9. Substance misuse (including alcohol, illicit drugs and prescription drug misuse)
This chapter focuses mainly on regular heavy use of, and dependence on, alcohol and other substances (including illicit and prescription or over-the-counter drugs). The standards for licensing do not address acute intoxication, which is subject to drink-drug driving laws (refer to Appendix 4: Drivers’ legal BAC limits) or to policies regarding random drug and alcohol testing within workplaces. However, it is possible for a long-term dependent person to be impaired due to both chronic use and recent consumption, and these risks are factors in considering the fitness to drive of such people. More information about acute intoxication and driving can be found on driver licensing authority websites.
Chronic misuse of alcohol and other substances can lead to a syndrome of dependence, characterised by several of the following features:
- tolerance, as defined by either a need for markedly increased amounts of the substance to achieve intoxication or desired effect, or a markedly diminished effect with continued use of the same amount of substance
- withdrawal, as manifested by either the characteristic withdrawal syndrome for the substance, or the same (or a closely related) substance is taken to relieve or avoid withdrawal symptoms
- the substance is often taken in larger amounts or over a longer period than was intended

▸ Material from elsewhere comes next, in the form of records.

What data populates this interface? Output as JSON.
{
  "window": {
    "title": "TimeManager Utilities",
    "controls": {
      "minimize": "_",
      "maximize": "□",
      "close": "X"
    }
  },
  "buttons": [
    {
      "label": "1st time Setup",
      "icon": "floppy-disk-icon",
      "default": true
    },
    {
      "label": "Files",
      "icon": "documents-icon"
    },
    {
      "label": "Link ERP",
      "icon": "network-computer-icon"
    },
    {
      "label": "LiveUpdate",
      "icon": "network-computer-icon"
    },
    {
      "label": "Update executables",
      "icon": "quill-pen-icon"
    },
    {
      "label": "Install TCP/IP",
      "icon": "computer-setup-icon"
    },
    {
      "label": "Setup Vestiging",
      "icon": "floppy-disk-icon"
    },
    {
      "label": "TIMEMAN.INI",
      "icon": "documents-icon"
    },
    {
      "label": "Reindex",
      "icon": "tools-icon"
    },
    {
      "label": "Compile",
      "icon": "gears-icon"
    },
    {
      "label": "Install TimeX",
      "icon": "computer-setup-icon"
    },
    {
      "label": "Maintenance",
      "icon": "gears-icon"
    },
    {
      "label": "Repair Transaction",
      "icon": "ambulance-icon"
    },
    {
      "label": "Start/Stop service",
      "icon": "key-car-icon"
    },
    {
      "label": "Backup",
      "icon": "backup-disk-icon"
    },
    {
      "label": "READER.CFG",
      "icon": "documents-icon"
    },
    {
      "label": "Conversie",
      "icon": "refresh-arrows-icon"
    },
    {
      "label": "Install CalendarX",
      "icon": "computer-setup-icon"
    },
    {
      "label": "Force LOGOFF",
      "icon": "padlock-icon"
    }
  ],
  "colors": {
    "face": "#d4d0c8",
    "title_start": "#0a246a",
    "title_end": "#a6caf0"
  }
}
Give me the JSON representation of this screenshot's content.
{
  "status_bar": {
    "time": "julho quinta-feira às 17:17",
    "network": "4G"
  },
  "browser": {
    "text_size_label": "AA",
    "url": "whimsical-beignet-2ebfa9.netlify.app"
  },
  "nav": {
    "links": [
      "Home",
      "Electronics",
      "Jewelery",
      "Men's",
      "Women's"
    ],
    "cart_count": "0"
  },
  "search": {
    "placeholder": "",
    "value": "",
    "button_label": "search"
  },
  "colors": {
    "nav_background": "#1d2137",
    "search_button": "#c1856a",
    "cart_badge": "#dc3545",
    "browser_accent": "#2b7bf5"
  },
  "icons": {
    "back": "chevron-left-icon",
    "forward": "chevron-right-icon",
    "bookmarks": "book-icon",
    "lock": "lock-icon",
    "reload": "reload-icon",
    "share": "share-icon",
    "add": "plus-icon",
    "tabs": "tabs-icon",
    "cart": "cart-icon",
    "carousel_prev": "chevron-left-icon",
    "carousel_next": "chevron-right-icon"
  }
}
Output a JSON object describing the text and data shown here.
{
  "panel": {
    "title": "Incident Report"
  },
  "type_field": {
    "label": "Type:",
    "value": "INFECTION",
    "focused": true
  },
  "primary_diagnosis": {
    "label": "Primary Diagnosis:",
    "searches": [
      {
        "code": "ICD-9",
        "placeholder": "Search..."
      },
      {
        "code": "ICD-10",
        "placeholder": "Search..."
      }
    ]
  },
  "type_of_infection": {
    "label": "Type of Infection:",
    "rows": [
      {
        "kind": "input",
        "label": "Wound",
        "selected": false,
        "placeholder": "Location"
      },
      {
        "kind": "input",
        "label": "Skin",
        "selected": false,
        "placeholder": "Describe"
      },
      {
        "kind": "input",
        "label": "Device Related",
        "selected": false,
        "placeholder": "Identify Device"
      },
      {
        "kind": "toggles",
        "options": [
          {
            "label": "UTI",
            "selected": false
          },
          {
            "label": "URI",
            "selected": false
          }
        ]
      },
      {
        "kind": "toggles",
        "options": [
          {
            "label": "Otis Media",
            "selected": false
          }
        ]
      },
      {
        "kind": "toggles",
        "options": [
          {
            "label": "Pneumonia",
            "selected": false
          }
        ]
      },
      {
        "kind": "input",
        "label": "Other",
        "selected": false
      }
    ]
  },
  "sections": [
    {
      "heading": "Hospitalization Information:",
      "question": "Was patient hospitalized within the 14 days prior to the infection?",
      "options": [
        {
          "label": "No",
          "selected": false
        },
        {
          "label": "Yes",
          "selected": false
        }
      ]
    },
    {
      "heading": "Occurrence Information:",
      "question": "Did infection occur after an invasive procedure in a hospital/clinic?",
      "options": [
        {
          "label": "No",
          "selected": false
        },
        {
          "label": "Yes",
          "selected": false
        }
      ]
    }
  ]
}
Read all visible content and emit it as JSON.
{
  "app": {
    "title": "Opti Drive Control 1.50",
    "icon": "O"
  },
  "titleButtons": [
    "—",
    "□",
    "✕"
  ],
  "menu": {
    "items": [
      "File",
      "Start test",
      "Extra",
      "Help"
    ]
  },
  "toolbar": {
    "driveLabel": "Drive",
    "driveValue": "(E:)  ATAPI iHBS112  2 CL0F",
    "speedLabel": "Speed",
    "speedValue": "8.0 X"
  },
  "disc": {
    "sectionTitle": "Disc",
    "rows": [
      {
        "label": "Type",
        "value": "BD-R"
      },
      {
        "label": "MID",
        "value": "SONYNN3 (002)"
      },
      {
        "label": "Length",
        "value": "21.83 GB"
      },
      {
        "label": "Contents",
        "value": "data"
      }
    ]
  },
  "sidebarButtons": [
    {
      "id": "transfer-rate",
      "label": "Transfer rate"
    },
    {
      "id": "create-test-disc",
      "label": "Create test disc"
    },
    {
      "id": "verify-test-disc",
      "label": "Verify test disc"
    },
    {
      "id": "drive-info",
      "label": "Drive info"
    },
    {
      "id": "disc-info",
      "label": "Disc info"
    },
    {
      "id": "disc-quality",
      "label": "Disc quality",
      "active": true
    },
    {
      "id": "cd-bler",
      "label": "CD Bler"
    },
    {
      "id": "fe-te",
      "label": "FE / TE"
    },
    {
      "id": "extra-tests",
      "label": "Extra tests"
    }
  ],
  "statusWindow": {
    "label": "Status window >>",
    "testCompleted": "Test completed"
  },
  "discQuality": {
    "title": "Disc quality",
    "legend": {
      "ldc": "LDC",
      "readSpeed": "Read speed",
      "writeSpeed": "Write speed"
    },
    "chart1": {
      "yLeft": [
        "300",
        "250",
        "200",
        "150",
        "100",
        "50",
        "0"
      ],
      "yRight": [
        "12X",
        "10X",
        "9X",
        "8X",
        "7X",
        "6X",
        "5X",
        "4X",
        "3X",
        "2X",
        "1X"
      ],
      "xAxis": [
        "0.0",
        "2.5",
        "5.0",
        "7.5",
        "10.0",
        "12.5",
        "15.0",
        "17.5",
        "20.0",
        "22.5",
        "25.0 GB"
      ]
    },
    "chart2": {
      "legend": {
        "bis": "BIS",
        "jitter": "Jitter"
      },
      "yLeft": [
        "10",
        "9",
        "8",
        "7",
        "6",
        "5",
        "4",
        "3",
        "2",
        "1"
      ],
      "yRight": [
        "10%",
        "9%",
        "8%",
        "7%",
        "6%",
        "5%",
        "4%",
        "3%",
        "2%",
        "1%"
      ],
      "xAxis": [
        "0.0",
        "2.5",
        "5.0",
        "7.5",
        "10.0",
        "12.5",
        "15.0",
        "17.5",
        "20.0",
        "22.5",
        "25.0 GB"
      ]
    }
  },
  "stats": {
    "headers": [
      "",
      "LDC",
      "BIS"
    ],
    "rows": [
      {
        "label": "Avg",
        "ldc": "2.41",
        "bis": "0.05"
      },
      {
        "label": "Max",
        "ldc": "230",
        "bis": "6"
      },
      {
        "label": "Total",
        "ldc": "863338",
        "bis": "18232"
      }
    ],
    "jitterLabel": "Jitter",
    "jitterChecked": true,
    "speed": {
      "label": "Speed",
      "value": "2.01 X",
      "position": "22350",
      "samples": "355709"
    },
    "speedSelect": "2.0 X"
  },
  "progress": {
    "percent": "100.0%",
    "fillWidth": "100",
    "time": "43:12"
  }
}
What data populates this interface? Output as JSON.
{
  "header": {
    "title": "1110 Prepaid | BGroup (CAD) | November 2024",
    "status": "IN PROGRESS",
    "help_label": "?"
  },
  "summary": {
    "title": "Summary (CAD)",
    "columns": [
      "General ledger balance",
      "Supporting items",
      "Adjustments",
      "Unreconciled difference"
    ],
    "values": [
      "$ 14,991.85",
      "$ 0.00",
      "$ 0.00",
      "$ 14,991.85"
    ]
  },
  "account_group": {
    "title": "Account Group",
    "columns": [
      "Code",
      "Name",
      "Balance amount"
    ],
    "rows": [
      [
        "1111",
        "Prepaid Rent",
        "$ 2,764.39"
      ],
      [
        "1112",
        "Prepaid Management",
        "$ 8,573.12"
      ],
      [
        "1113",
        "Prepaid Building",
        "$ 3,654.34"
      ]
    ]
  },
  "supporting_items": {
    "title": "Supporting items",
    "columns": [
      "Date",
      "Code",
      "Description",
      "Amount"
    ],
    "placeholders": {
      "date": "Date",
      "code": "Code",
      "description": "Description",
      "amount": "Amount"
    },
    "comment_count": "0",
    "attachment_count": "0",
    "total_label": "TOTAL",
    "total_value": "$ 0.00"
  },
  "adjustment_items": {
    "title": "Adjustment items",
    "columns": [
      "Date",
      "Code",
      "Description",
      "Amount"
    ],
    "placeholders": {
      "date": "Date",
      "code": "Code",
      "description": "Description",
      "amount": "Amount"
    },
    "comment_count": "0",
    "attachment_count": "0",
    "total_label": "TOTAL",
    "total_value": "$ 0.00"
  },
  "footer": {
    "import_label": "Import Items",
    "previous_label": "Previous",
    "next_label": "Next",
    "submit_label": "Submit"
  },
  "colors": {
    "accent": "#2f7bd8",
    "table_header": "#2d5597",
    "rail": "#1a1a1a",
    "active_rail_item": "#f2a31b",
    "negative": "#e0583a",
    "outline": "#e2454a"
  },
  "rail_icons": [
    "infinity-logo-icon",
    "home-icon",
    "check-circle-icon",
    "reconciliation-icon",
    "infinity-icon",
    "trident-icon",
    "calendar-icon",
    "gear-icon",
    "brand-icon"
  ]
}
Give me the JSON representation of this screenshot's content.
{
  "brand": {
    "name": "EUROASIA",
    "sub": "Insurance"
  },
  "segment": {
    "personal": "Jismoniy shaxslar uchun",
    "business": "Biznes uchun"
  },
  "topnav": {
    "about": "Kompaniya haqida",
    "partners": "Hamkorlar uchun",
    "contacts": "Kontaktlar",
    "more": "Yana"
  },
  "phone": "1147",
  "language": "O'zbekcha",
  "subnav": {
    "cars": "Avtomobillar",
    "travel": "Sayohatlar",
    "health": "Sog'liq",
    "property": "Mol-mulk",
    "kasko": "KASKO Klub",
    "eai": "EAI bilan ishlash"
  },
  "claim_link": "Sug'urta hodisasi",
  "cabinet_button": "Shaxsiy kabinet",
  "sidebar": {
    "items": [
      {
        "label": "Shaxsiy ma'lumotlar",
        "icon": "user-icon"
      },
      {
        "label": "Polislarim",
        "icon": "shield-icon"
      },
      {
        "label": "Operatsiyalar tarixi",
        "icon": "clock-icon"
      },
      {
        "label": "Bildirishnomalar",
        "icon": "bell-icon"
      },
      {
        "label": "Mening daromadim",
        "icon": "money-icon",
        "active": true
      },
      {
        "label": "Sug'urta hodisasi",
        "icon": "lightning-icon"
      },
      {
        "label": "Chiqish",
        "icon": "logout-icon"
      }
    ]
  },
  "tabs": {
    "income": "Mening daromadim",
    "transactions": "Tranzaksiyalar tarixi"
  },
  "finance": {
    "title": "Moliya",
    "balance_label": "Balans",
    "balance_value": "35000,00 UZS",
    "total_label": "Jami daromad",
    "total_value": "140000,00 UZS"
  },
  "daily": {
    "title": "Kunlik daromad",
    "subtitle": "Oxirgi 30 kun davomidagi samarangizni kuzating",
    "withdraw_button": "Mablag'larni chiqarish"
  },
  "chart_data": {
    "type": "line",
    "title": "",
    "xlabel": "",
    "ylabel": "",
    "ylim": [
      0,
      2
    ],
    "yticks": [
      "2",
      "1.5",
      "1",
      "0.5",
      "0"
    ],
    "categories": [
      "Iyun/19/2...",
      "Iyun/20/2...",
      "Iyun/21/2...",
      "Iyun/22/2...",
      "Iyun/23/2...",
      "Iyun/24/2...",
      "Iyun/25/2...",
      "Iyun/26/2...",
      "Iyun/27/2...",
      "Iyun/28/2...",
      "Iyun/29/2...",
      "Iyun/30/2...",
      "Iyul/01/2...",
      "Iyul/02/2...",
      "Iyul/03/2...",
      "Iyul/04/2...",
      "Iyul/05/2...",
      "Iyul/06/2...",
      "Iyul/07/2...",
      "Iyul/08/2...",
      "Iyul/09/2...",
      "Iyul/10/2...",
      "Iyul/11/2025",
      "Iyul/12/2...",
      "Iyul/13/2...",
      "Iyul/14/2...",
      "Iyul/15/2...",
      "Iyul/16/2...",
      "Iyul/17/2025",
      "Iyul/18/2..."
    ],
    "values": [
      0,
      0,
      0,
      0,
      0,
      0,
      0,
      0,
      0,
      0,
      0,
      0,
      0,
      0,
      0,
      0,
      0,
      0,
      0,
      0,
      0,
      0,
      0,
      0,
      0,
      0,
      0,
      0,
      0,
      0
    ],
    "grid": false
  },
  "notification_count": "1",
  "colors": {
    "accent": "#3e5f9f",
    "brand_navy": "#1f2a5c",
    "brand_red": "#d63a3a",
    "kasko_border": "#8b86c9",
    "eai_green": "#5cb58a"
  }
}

- there is a persistent desire or unsuccessful efforts to cut down or control substance use
- a great deal of time is spent in activities to obtain the substance, use the substance or recover from its effects
- important social, occupational or recreational activities are given up or reduced because of substance use, and/or
- the substance use is continued despite knowledge of having a persistent or recurrent physical or psychological problem that is likely to have been caused or exacerbated by the substance (e.g. continued drinking despite recognition that an ulcer was made worse by alcohol consumption).